    ABSTRACT: ClpX, a AAA+ ring homohexamer, uses the energy of ATP binding and hydrolysis to power conformational changes that unfold and translocate target proteins into the ClpP peptidase for degradation. In multiple crystal structures, some ClpX subunits adopt nucleotide-loadable conformations, others adopt unloadable conformations, and each conformational class exhibits substantial variability. Using mutagenesis of individual subunits in covalently tethered hexamers together with fluorescence methods to assay the conformations and nucleotide-binding properties of these subunits, we demonstrate that dynamic interconversion between loadable and unloadable conformations is required to couple ATP hydrolysis by ClpX to mechanical work. ATP binding to different classes of subunits initially drives staged allosteric changes, which set the conformation of the ring to allow hydrolysis and linked mechanical steps. Subunit switching between loadable and unloadable conformations subsequently isomerizes or resets the configuration of the nucleotide-loaded ring and is required for mechanical function.

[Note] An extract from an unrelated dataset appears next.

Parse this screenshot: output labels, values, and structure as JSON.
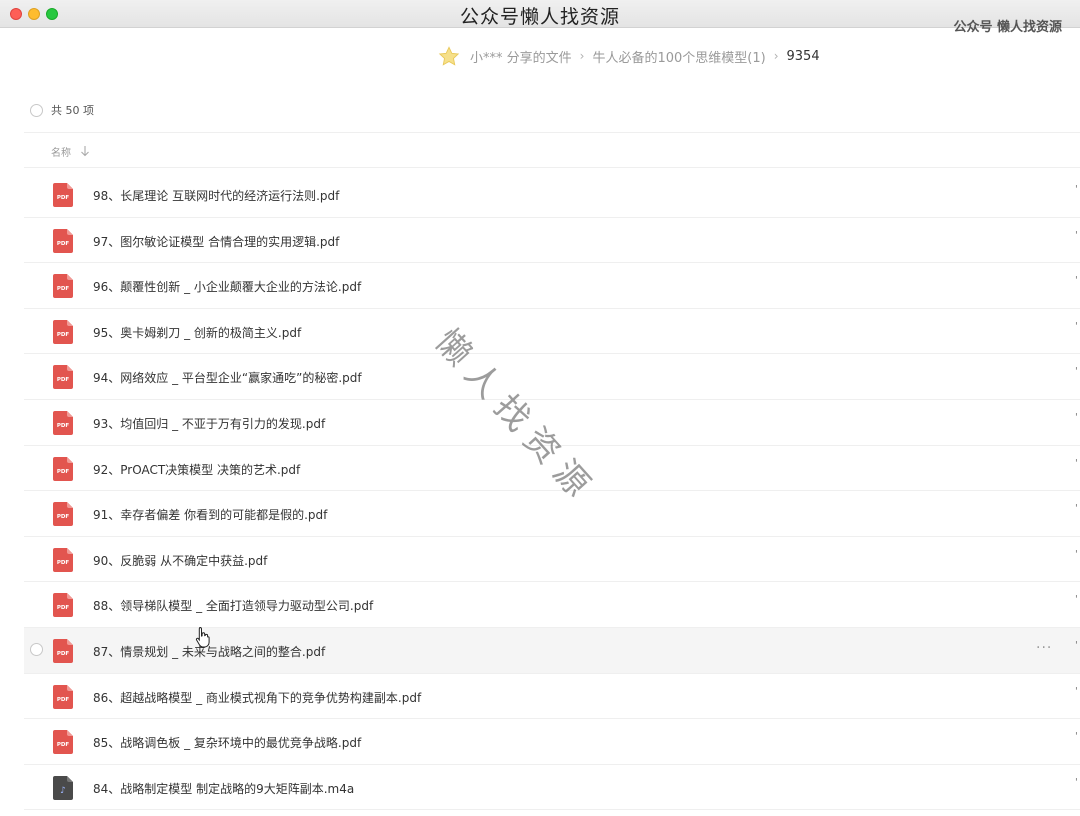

    Cell 04/2013; 153(3):628-39. DOI:10.1016/j.cell.2013.03.029 · 32.24 Impact Factor
  • Source
    • "where R 0 is the Fö rster distance for a particular donor/acceptor pair(Selvin, 1995; Taraska and Zagotta, 2007). Values of 16 A ˚ for F5M/Cu 2+ , 12 A ˚ for F5M/Ni 2+ , 12 A ˚ for mBBr/Cu 2+ and 10 A ˚ for mBBr/Ni 2+ were used (Taraska et al., 2009a, 2009b). "
    [Show abstract] [Hide abstract]
    ABSTRACT: Mapping the landscape of a protein's conformational space is essential to understanding its functions and regulation. The limitations of many structural methods have made this process challenging for most proteins. Here, we report that transition metal ion FRET (tmFRET) can be used in a rapid, highly parallel screen, to determine distances from multiple locations within a protein at extremely low concentrations. The distances generated through this screen for the protein maltose binding protein (MBP) match distances from the crystal structure to within a few angstroms. Furthermore, energy transfer accurately detects structural changes during ligand binding. Finally, fluorescence-derived distances can be used to guide molecular simulations to find low energy states. Our results open the door to rapid, accurate mapping and prediction of protein structures at low concentrations, in large complex systems, and in living cells.
    Structure 12/2012; 21(1). DOI:10.1016/j.str.2012.11.013 · 5.62 Impact Factor
Show more

Preview (2 Sources)

19 Reads
Available from